The United States continued to break its commitments to the Apaches. President Cleveland decided to imprison not only the resisters, but also Chiricahuas living peacefully at San Carlos.
“I do not think that these Indians (at San Carlos) should be treated otherwise than as prisoners of war, as it is quite certain they do not agree with the Government as to their location, which I am satisfied should be Fort Marion; and since we are informed that their removal can now be successfully accomplished, I think it should be done at once….” (Grover Cleveland, President of the United States, to General R. C. Drum, Acting Secretary of War, August 23, 1886. Quoted in Herbert Welsh, “The Apache Prisoners in Fort Marion, St. Augustine, Florida.” Philadelphia: Office of the Indian Rights Association. 1887:24-25.)
“I concur fully with the views expressed by the President.” (General Philip H. Sheridan, Lieutenant-General, Commanding, Endorsement of Cleveland’s telegram, August 24, 1887. Quoted in Herbert Welsh, “The Apache Prisoners in Fort Marion, St. Augustine, Florida.” Philadelphia: Office of the Indian Rights Association. 1887:25.)
“Your dispatch conveying the President’s telegram received.” (Brigadier-General Nelson, Miles, telegram to Adjutant-General Drum, Acting Secretary of War, Washington, D. C., August 28, 1886. Quoted in Herbert Welsh, “The Apache Prisoners in Fort Marion, St. Augustine, Florida.” Philadelphia: Office of the Indian Rights Association. 1887:25.)
On September 7, 1886, troops rounded up 383 Chiricahua women, children, and non-combatants at San Carlos and herded them 90 miles to Holbrook, Arizona.
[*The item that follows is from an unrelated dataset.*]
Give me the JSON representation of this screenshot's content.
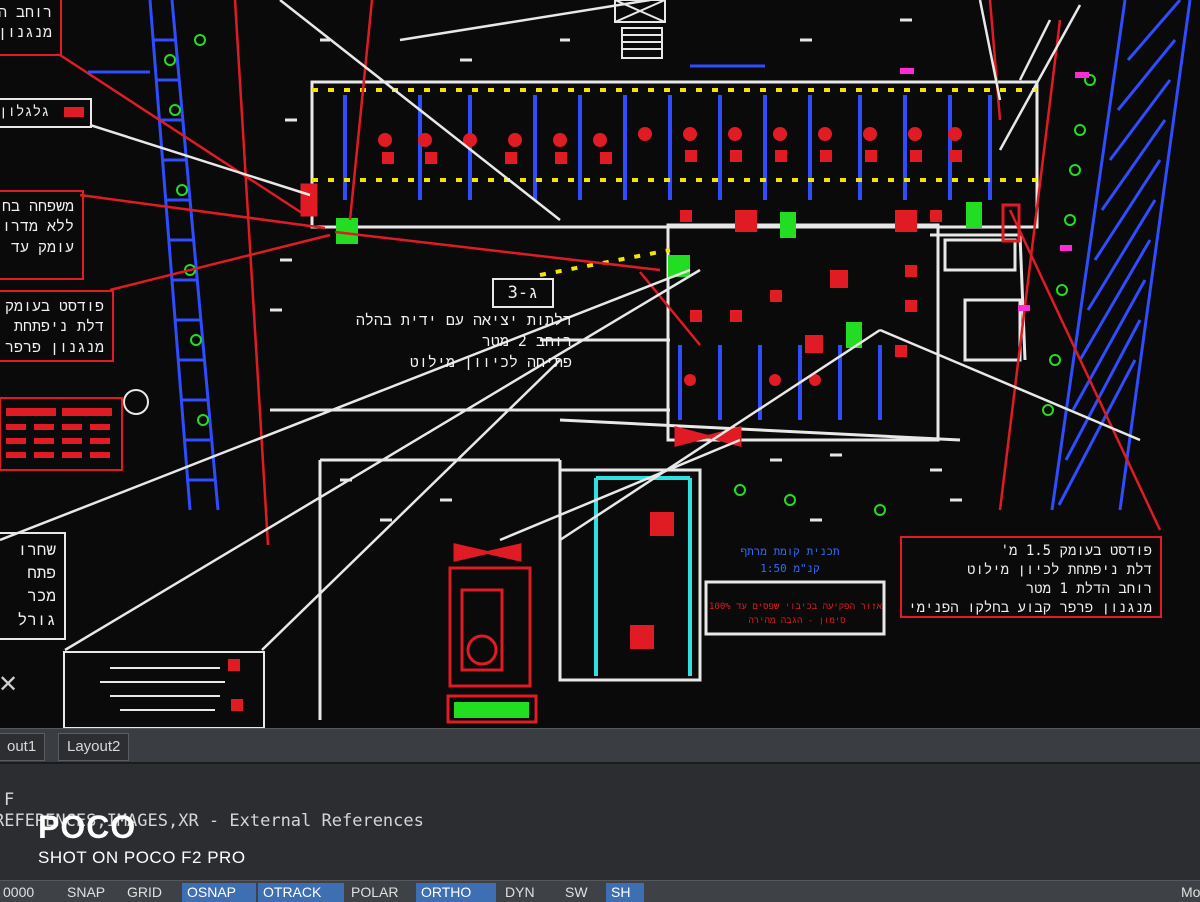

Cleveland shipped them to Fort Marion on September 13.
“Many of (the) … scouts and most of the other … (Chiricahuas) were farming all this time at the agency. Some of them had sheep, some had goats, some had mule teams, wagons, harnesses; some of them had horses and fine saddles….
“That night the Western Apache gave a big social dance, and the women were dancing. No one was worried. Suddenly the escort wagons were there. They herded the children, the women, and the old men at the camps down to the agency. They loaded them on escort wagons … They just let them take what they had on, a shawl, a blanket. (Sam Kenoi, Chiricahua Apache POW, In “A Chiricahua Apache’s Account of the Geronimo Campaign of 1886,” The Journal of Arizona History, Vol. 27, 1986:84.)
Among those from San Carlos whom Cleveland imprisoned were 65 Apache scouts and their families.
“They surrounded us with scouts and soldiers…. They told us that where we were going it was the same as it was there. We were scouts in one place and would be in the other. When they had surrounded us, the White Mountain Indians drove off our horses and cattle; they went to our farms and took what they wanted while we were surrounded…. They told us that we were going to be taken off, but not very far away, about a day’s travel by railway.” (Coonie, Chiricahua Apache scout and POW, Message from the President of the Unites States, U. S. Senate Exec. Doc. 35 (51-1), pp. 34-35.)
Experienced military officers judged Cleveland’s act dishonorable.
“I assert … without reserve or qualification of any nature, that these Chiricahua scouts … did most excellent service, and were of more value in hunting down and compelling the surrender of the renegades than all other troops engaged in operations against them combined.” (General George Crook. Quoted in Herbert Welsh, “The Apache Prisoners in Fort Marion, St. Augustine, Florida.” Philadelphia: Office of the Indian Rights Association. 1887:22.)
“There is no more disgraceful page in the history of our relations with the American Indians than that which conceals the treachery visited upon the Chiricahuas who remained faithful in their allegiance to our people.” (Captain John Gregory Bourke, Third U. S. Calvary, Staff Member, General George Crook, Commander, Department of Arizona, On the Border with Crook, 1962. Quoted in Davis 1976:234-235.)
- The Chiricahua Apaches become Prisoners of War (1886)
- Peace Negotiations (March 1886)
- Chihuahua Sent to Fort Marion, FL (April 1886)
- Miles Negotiates Peace with Naiche and Geronimo (Sept 1886)
- San Carlos Chiricahuas Sent to Fort Marion, FL (Sept 1886)
- Naiche and Geronimo Sent East (Sept 1886)
- Naiche and Geronimo Sent to Fort Pickens, FL (Oct 1886)
- The Loco and Chatto Peace Delegation to Washington, DC (1886)
- Mangas Sent to Fort Marion (Oct 1886)
- Apache Train Rides to Internment (1886)